repair help

I just pulled out my green wool sweater and it has a hole in it--it might be a moth hole (likely) or it might be because I was using a single. Anyway, I still have the original yarn and was wondering if there is a way to make a flawless repair. I'm thinking right now that I can just do like a duplicate stitch up the column and then tie the broken ends together across the inside(backside). The hole is smack dab in the middle of the chest, so I don't want to darn it or do anything else too obvious.


HuskerChub's picture

I think that duplicate st would be very obvious. There is a good book out called FLAWLESS KNIT REPAIR by Rena Crockett. It's a small spiral bound floppy covered book and iirc is under $15. LOTS of good techniques on whole repair. Using one of her techniques will will be sure to have a good as new sweater.

grandcarriage's picture

This mostly pertains to animal fibers, but if you have the same yarn, duplicate stitch usually isn't obvious: especially if it's handknit or a rustic yarn: I had to repair a 1950's Irish Aran that was a two ply with holes in it that looked like a rat had chewed them...after the holes were repaired, I held it up to the light and discovered MANY places where one of the two plies had broken, so I duplicate stitched over those weakened spots with my repair yarn and steamed the heck out of it...You wouldn't have been able to find those repairs without turning it inside out.

Plant fibers, and silks... those tend to stand a little proud of the fabric, so it pays to pull out the orignal yarn from the duplicated stitches and weave them in...

I find Rena's techniques are EXCELLENT for a REALLY BIG HOLE or ghastly fine knit sweaters, but they do take a LOT of time to get right. They don't work so well if the sweater is heavily textured: ie Aran.

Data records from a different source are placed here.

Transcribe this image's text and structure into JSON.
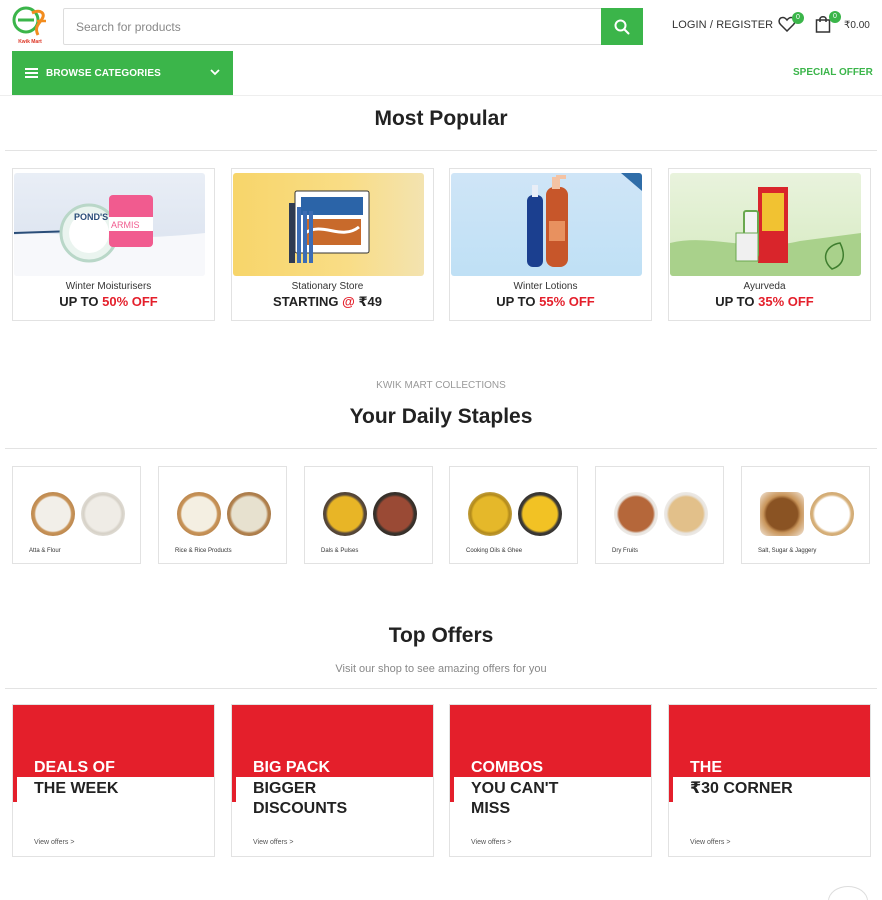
{
  "header": {
    "logo_text": "Kwik Mart",
    "search_placeholder": "Search for products",
    "login_label": "LOGIN / REGISTER",
    "wishlist_count": "0",
    "cart_count": "0",
    "cart_total": "₹0.00"
  },
  "nav": {
    "browse_label": "BROWSE CATEGORIES",
    "special_offer": "SPECIAL OFFER"
  },
  "popular": {
    "title": "Most Popular",
    "cards": [
      {
        "name": "Winter Moisturisers",
        "prefix": "UP TO ",
        "highlight": "50% OFF",
        "suffix": ""
      },
      {
        "name": "Stationary Store",
        "prefix": "STARTING ",
        "highlight": "@ ",
        "suffix": "₹49"
      },
      {
        "name": "Winter Lotions",
        "prefix": "UP TO ",
        "highlight": "55% OFF",
        "suffix": ""
      },
      {
        "name": "Ayurveda",
        "prefix": "UP TO ",
        "highlight": "35% OFF",
        "suffix": ""
      }
    ],
    "image_labels": [
      "POND'S",
      "ARMIS"
    ]
  },
  "staples": {
    "eyebrow": "KWIK MART COLLECTIONS",
    "title": "Your Daily Staples",
    "items": [
      {
        "label": "Atta & Flour"
      },
      {
        "label": "Rice & Rice Products"
      },
      {
        "label": "Dals & Pulses"
      },
      {
        "label": "Cooking Oils & Ghee"
      },
      {
        "label": "Dry Fruits"
      },
      {
        "label": "Salt, Sugar & Jaggery"
      }
    ]
  },
  "offers": {
    "title": "Top Offers",
    "subtitle": "Visit our shop to see amazing offers for you",
    "cards": [
      {
        "line1": "DEALS OF",
        "line2": "THE WEEK",
        "link": "View offers >"
      },
      {
        "line1": "BIG PACK",
        "line2": "BIGGER DISCOUNTS",
        "link": "View offers >"
      },
      {
        "line1": "COMBOS",
        "line2": "YOU CAN'T MISS",
        "link": "View offers >"
      },
      {
        "line1": "THE",
        "line2": "₹30 CORNER",
        "link": "View offers >"
      }
    ]
  },
  "colors": {
    "brand_green": "#3bb54a",
    "offer_red": "#e41f2b"
  }
}
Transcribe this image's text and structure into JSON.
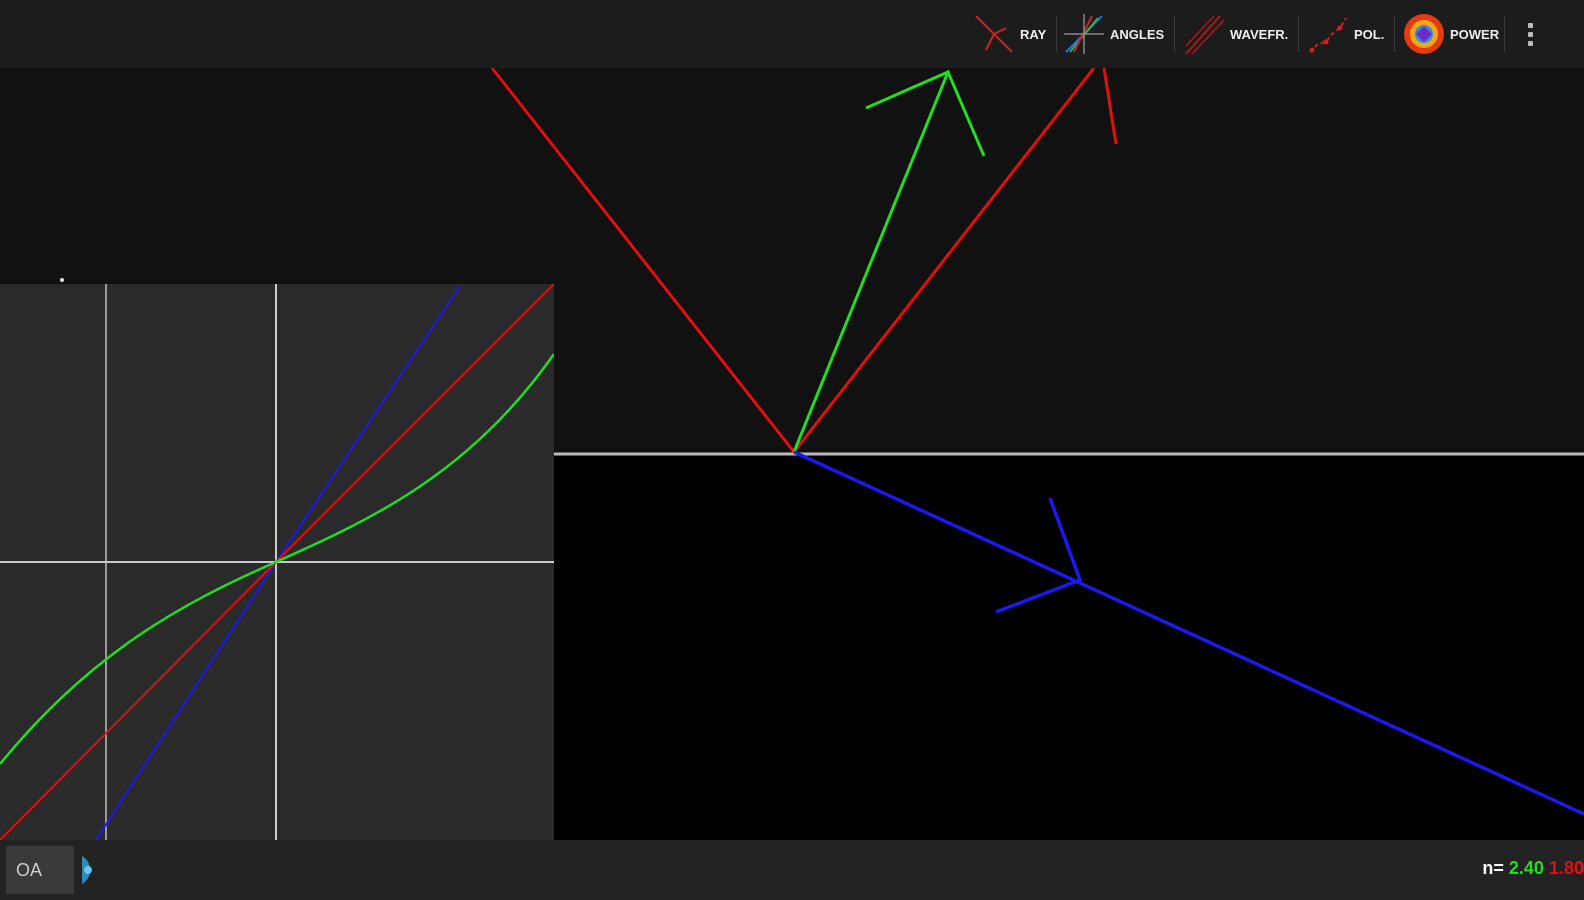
{
  "toolbar": {
    "buttons": [
      {
        "id": "ray",
        "label": "RAY",
        "icon": "ray-icon"
      },
      {
        "id": "angles",
        "label": "ANGLES",
        "icon": "angles-icon"
      },
      {
        "id": "wavefront",
        "label": "WAVEFR.",
        "icon": "wavefront-icon"
      },
      {
        "id": "polarization",
        "label": "POL.",
        "icon": "polarization-icon"
      },
      {
        "id": "power",
        "label": "POWER",
        "icon": "power-icon"
      }
    ],
    "menu_icon": "overflow-menu-icon"
  },
  "bottom": {
    "oa_label": "OA",
    "knob_icon": "rotation-knob-icon",
    "n_prefix": "n=",
    "n1": "2.40",
    "n2": "1.80"
  },
  "colors": {
    "incident": "#e01010",
    "reflected": "#e01010",
    "ordinary": "#22dd22",
    "transmitted": "#1a1aee",
    "interface": "#bbbbbb",
    "plot_bg": "#2a2a2a"
  }
}
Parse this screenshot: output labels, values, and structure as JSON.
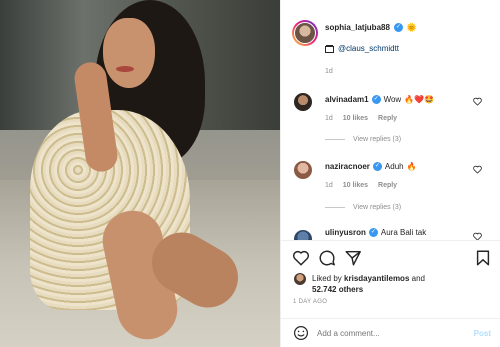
{
  "post": {
    "author": "sophia_latjuba88",
    "tag": "@claus_schmidtt",
    "time_ago": "1d",
    "date_label": "1 DAY AGO"
  },
  "comments": [
    {
      "user": "alvinadam1",
      "text": "Wow",
      "emoji": "🔥❤️🤩",
      "time": "1d",
      "likes": "10 likes",
      "reply": "Reply",
      "view_replies": "View replies (3)"
    },
    {
      "user": "naziracnoer",
      "text": "Aduh",
      "emoji": "🔥",
      "time": "1d",
      "likes": "10 likes",
      "reply": "Reply",
      "view_replies": "View replies (3)"
    },
    {
      "user": "ulinyusron",
      "text": "Aura Bali tak"
    }
  ],
  "likes": {
    "prefix": "Liked by",
    "user": "krisdayantilemos",
    "and": "and",
    "count": "52.742 others"
  },
  "add_comment": {
    "placeholder": "Add a comment...",
    "post_label": "Post"
  },
  "icons": {
    "tag": "film-tag-icon",
    "sun": "sun-emoji",
    "like": "heart-icon",
    "comment": "comment-icon",
    "share": "share-icon",
    "save": "bookmark-icon",
    "emoji": "smiley-icon"
  }
}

Blankie's picture

sounds like a book worth having! Thanks for the tip, I'll look it up on amazon right now.

grandcarriage's picture

I have a sideline business in sweater repair: here are some of my techniques:

It depends on the size of the whole and the type of the yarn. If you have extra yarn and it's only a stitch or two, this is what I do: duplicate stitch over the whole, and then carefully pick out the old yarn where the stitches overlap, and sew the ends in as normally done.

If you don't have extra yarn, and it's only one or two stitches... gently pull on the stitches starting on the end of the row, to get just a TINY bit of yarn from each this from both sides and you should have enough yarn to patch one-three stitches in a kitchener manner, and sew in the ends. This works especially well with more rustic yarns or handknits.

On a large hole, if I have similar yarn, I will open up the hole to a square, and string rows of yarn horizontally across the holes, and ladder them up with a crochet hook, or just knit up the area. The goal is to do it the same gauge as originally knit, kitchener the last row, sew in the ends and STEAM STEAM STEAM that bit until it looks right.

The FLAWLESS SWEATER REPAIR is a very good book, but her techniques are really only neccessary if you are working with a very LARGE hole or an especially fine sweater. Most handknits or dk/worsted type sweaters don't need so much technique.

superi's picture

well if it's a small hole and only over like a two row hole you could pick up the stiches around the hole and then kitchner/graft them back together. If it's bigger than that I would make a swatch the same width (stitches)and heigth (rows) using a provisional cast on and then graft the swatch to the stiches around the hole.



Blankie's picture

Well, I did the duplicate stitch method and without yet steaming it, I find it hard to tell where one of the holes was. I think I missed a row with the other hole, but it still looks fine--I can tell it from the one elongated stitch, but I doubt most other folks will.

It's a rustic heathered Icelandic yarn--very rough, so that helps, too. It's really only a sweater I wear to kick around in, so even if it's not perfect, I'm still glad I can wear it. Adds character right... plus it was a fun learning experience. Two lessons--always save some extra yarn, and run a safety pin or extra knitting needle through the surrounding stitches.

Thanks for all the great help guys!